> _TASK_:
The entries should be restated word for word.

> _AVAILABLE DATA_:
↓
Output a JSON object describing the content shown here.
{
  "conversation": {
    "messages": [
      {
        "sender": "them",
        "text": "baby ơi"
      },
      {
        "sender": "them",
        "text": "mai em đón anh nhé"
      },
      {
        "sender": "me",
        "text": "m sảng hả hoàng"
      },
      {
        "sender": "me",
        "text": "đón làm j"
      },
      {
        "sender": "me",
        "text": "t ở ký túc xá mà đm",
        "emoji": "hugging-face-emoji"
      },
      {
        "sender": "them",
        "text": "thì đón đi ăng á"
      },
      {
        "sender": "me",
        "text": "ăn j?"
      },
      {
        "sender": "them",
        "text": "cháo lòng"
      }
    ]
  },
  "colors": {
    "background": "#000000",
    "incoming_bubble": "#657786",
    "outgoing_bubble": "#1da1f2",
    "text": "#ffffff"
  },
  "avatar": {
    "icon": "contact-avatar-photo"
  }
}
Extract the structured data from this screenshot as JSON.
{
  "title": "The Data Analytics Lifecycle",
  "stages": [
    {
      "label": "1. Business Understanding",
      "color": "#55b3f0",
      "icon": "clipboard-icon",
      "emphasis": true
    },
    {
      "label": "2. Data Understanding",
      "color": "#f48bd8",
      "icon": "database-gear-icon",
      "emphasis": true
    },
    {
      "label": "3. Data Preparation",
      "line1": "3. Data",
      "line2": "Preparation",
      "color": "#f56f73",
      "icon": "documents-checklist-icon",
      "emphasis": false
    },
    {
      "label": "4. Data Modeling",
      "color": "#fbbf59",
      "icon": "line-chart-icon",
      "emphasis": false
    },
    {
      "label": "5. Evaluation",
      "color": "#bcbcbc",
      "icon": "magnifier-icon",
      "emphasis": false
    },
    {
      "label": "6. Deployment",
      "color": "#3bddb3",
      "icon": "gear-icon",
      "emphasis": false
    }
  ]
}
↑
> _SOLUTION FOR THIS EXERCISE_:
Output a JSON object describing the content shown here.
{
  "conversation": {
    "messages": [
      {
        "sender": "them",
        "text": "baby ơi"
      },
      {
        "sender": "them",
        "text": "mai em đón anh nhé"
      },
      {
        "sender": "me",
        "text": "m sảng hả hoàng"
      },
      {
        "sender": "me",
        "text": "đón làm j"
      },
      {
        "sender": "me",
        "text": "t ở ký túc xá mà đm",
        "emoji": "hugging-face-emoji"
      },
      {
        "sender": "them",
        "text": "thì đón đi ăng á"
      },
      {
        "sender": "me",
        "text": "ăn j?"
      },
      {
        "sender": "them",
        "text": "cháo lòng"
      }
    ]
  },
  "colors": {
    "background": "#000000",
    "incoming_bubble": "#657786",
    "outgoing_bubble": "#1da1f2",
    "text": "#ffffff"
  },
  "avatar": {
    "icon": "contact-avatar-photo"
  }
}
Extract the structured data from this screenshot as JSON.
{
  "title": "The Data Analytics Lifecycle",
  "stages": [
    {
      "label": "1. Business Understanding",
      "color": "#55b3f0",
      "icon": "clipboard-icon",
      "emphasis": true
    },
    {
      "label": "2. Data Understanding",
      "color": "#f48bd8",
      "icon": "database-gear-icon",
      "emphasis": true
    },
    {
      "label": "3. Data Preparation",
      "line1": "3. Data",
      "line2": "Preparation",
      "color": "#f56f73",
      "icon": "documents-checklist-icon",
      "emphasis": false
    },
    {
      "label": "4. Data Modeling",
      "color": "#fbbf59",
      "icon": "line-chart-icon",
      "emphasis": false
    },
    {
      "label": "5. Evaluation",
      "color": "#bcbcbc",
      "icon": "magnifier-icon",
      "emphasis": false
    },
    {
      "label": "6. Deployment",
      "color": "#3bddb3",
      "icon": "gear-icon",
      "emphasis": false
    }
  ]
}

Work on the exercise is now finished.